Before we moved into our present home, we lived in a 2,000-square-foot loft in an urban neighborhood. Our kitchen took up over 200 square feet of that open space with cupboards and cabinets galore, and an island counter that was so massive, friends joked about having go-go dancers groovin’ on it while we hosted dinner parties.
Now that we’re living in the coastal ‘burbs in a more traditional house, our kitchen has been downsized to less than half that space. They just didn’t need all that storage back in 1929 when our bungalow was built.
As such, we had to get creative when we moved in — along with all our stuff. A lot of stuff. I’m an unapologetic gadget geek, and I have tools for every task at hand, whether it’s a julienne peeler or an ice cream maker.
Thanks to my husband’s mad Tetris skills, we were able to stack and store all our things quite efficiently, but the one thing we did have to part with was our spinning spice rack. That tower of spices required at least a square foot of shelving, and we just didn’t have any coveted counter space for it, nor did we have any available drawers to stash our spices.
It got me to thinking… What if we could store our spices vertically?
We had dead space on the side of our upper cabinet, but instead of building a bulky shelf, we made a magnetic spice rack to hold our 30 (and counting!) spices.
What You’ll Need:
- 22-gauge steel, cut to size with holes pre-drilled
- Spice containers
- Rare earth magnets
- Epoxy (or other industrial-strength glue)
First, we had to find a sheet of metal to serve as the base of our spice rack. We went with 22-gauge steel from our local metal supply shop (about $10) and had them cut it down to the same height and depth of our cabinet. They also drilled holes in the corners for our screws.
(You can even ask them to make a rolled edge — where the edges are folded and welded under — for a more refined look, but we preferred a rustic raw edge.)
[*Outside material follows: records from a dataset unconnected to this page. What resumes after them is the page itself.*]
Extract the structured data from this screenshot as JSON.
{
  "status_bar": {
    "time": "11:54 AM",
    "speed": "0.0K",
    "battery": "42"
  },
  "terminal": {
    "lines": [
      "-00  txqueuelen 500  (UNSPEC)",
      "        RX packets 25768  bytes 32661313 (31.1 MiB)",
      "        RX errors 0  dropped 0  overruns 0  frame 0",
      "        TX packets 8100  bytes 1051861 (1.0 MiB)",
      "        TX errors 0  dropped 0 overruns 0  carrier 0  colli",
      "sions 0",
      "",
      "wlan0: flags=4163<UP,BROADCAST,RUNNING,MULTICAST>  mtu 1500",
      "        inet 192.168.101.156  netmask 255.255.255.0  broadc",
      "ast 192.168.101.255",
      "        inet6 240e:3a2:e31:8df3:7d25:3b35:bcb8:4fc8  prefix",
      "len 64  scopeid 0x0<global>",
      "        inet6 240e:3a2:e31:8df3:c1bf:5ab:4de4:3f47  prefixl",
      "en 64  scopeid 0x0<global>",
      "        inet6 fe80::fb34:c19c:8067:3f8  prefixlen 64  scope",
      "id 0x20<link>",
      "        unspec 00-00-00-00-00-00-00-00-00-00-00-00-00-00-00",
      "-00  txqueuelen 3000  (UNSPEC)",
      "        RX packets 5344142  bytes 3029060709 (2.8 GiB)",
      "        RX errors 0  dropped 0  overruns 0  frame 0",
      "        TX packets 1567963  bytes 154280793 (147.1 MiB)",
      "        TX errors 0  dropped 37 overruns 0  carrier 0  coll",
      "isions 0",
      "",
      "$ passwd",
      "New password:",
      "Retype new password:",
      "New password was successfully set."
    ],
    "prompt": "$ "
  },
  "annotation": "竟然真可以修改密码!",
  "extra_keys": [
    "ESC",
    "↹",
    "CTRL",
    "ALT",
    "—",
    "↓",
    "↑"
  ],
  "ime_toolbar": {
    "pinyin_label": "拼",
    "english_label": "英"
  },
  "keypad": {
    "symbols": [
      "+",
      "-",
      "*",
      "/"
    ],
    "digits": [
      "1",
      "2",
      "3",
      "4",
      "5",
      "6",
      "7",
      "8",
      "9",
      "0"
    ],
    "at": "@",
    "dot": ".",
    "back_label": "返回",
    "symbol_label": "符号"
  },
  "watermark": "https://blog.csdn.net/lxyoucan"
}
If you choose to use stainless steel to match your appliances, be sure to use 304 or 400 series stainless, which is magnetic (most common types of stainless steel are not). This is a ready-made stainless steel wall base if you don’t need a custom size from a metal fabricator.
We bought these round tin containers in bulk. They’re lightweight, food grade, and feature clear lids so you can easily see your spices. If you go with other spice tins, aim for ones that hold 3 to 5 ounces.
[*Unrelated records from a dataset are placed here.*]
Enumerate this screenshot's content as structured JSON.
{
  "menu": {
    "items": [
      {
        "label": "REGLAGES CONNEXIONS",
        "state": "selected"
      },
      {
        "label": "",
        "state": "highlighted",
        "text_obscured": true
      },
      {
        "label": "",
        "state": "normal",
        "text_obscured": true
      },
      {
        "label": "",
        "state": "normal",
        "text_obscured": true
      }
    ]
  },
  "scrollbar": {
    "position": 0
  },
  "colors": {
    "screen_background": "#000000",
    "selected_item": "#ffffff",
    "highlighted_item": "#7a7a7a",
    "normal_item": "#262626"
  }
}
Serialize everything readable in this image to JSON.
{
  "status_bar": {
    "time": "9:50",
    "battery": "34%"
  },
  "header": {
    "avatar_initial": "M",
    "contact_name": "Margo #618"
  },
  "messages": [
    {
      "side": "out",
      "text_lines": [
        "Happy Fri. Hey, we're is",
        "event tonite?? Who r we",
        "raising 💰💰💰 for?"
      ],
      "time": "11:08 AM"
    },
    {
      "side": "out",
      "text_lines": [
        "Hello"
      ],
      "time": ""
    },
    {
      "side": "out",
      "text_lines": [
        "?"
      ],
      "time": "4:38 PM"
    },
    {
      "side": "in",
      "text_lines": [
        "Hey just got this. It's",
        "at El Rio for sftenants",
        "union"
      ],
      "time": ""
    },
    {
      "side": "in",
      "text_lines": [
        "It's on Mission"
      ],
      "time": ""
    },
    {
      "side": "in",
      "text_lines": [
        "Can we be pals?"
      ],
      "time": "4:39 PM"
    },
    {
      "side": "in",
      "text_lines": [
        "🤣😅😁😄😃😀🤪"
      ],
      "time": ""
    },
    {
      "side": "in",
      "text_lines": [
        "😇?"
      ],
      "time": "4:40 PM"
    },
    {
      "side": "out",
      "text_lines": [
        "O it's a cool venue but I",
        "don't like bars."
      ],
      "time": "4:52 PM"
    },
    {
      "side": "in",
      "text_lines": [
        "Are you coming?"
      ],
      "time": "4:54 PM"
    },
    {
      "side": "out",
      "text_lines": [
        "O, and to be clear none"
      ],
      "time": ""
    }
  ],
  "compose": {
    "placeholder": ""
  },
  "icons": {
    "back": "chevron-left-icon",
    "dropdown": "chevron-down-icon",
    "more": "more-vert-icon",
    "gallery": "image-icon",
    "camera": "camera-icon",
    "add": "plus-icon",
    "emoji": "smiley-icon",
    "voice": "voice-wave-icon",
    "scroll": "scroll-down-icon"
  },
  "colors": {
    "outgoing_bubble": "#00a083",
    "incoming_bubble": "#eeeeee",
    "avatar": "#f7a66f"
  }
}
(Update on October 25, 2018: Since this tutorial was posted back in 2013, there are now similar spice tins available that have magnets built in. I really like this set if you are looking for a well-reviewed set of tins with magnets and labels included.)
We also bought rare earth magnets (15 millimeters in diameter), which are the strongest magnets on the market. I really do not recommend using any other type of magnet. A standard magnet simply cannot hold about 4 ounces of heavier whole spices like peppercorns and cloves.
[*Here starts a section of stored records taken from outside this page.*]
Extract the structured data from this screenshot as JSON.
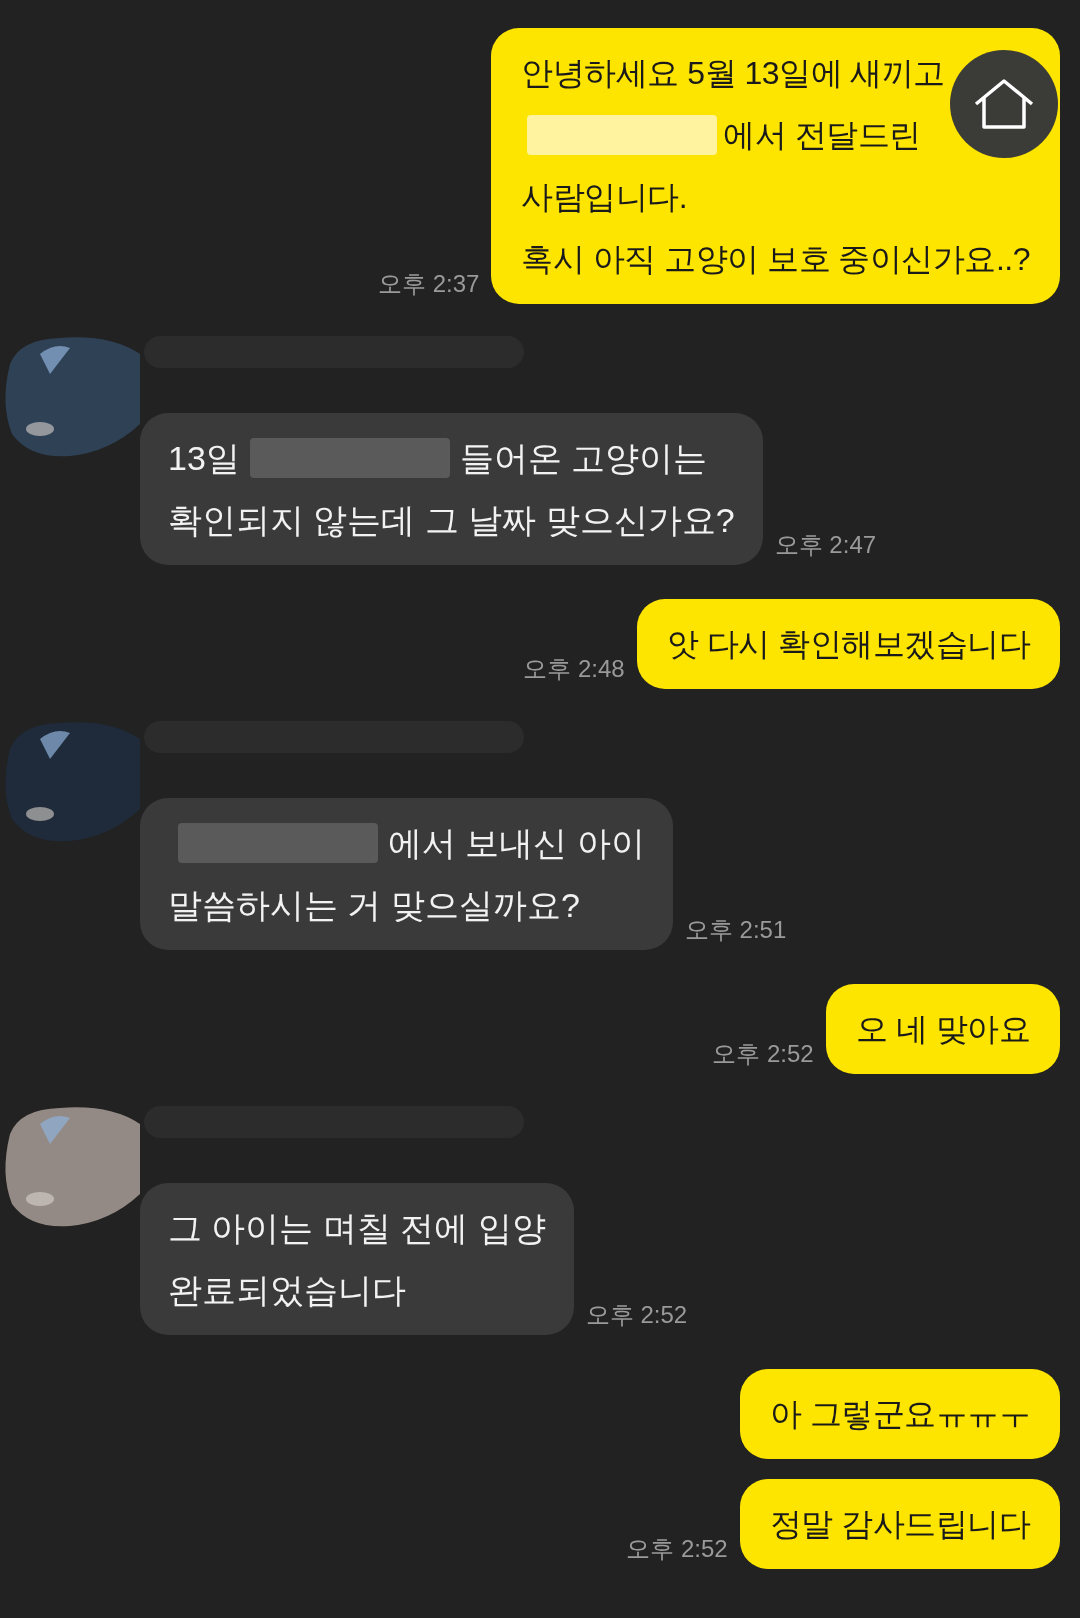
{
  "messages": [
    {
      "kind": "out",
      "lines": [
        [
          {
            "kind": "text",
            "text": "안녕하세요 5월 13일에 새끼고"
          }
        ],
        [
          {
            "kind": "redaction"
          },
          {
            "kind": "text",
            "text": "에서 전달드린"
          }
        ],
        [
          {
            "kind": "text",
            "text": "사람입니다."
          }
        ],
        [
          {
            "kind": "text",
            "text": "혹시 아직 고양이 보호 중이신가요..?"
          }
        ]
      ],
      "time": "오후 2:37"
    },
    {
      "kind": "in",
      "lines": [
        [
          {
            "kind": "text",
            "text": "13일"
          },
          {
            "kind": "redaction"
          },
          {
            "kind": "text",
            "text": "들어온 고양이는"
          }
        ],
        [
          {
            "kind": "text",
            "text": "확인되지 않는데 그 날짜 맞으신가요?"
          }
        ]
      ],
      "time": "오후 2:47"
    },
    {
      "kind": "out",
      "lines": [
        [
          {
            "kind": "text",
            "text": "앗 다시 확인해보겠습니다"
          }
        ]
      ],
      "time": "오후 2:48"
    },
    {
      "kind": "in",
      "lines": [
        [
          {
            "kind": "redaction"
          },
          {
            "kind": "text",
            "text": "에서 보내신 아이"
          }
        ],
        [
          {
            "kind": "text",
            "text": "말씀하시는 거 맞으실까요?"
          }
        ]
      ],
      "time": "오후 2:51"
    },
    {
      "kind": "out",
      "lines": [
        [
          {
            "kind": "text",
            "text": "오 네 맞아요"
          }
        ]
      ],
      "time": "오후 2:52"
    },
    {
      "kind": "in",
      "lines": [
        [
          {
            "kind": "text",
            "text": "그 아이는 며칠 전에 입양"
          }
        ],
        [
          {
            "kind": "text",
            "text": "완료되었습니다"
          }
        ]
      ],
      "time": "오후 2:52"
    },
    {
      "kind": "out",
      "lines": [
        [
          {
            "kind": "text",
            "text": "아 그렇군요ㅠㅠㅜ"
          }
        ]
      ]
    },
    {
      "kind": "out",
      "lines": [
        [
          {
            "kind": "text",
            "text": "정말 감사드립니다"
          }
        ]
      ],
      "time": "오후 2:52"
    }
  ]
}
To attach the magnet to our spice tin, we mixed up some two-part epoxy. You can use any other industrial glue, so long as it’s extra strength (due to the extra pull of the rare earth magnet).
With the spice tins filled, I labeled each one with a small label printed from my Dymo. It’s very inconspicuous, but you may want to make a more visible one, even across the lid if you like.
Then we screwed the steel plate onto the side of our cabinet, and arranged all our spices to fit.
With the way I arrange my spices, I have all my peppers and spicy spices at the bottom, then all my Italian spices, then all my Asian spices, and then my least-used random spices on top. This kind of organization makes it easy for me to reach for a spice I need by sight alone.
For things like basil and oregano, which look very similar, it only takes me a couple extra seconds to check the label on the side (though I tend to keep my Italian spices in a specific order anyway, so I know where they are without checking).
Our spice rack is within easy reach of the stove, out of direct sunlight, and seeing them all out in the open is infinitely more convenient than trying to remember what we have (or how much we have).
Keeping them in tins means we buy all our spices from bulk bins, which is an awesome deal compared to spice jars from the store. And I just love the way it looks in our kitchen! (Not to mention everyone else who comes over and comments on how cool it is.)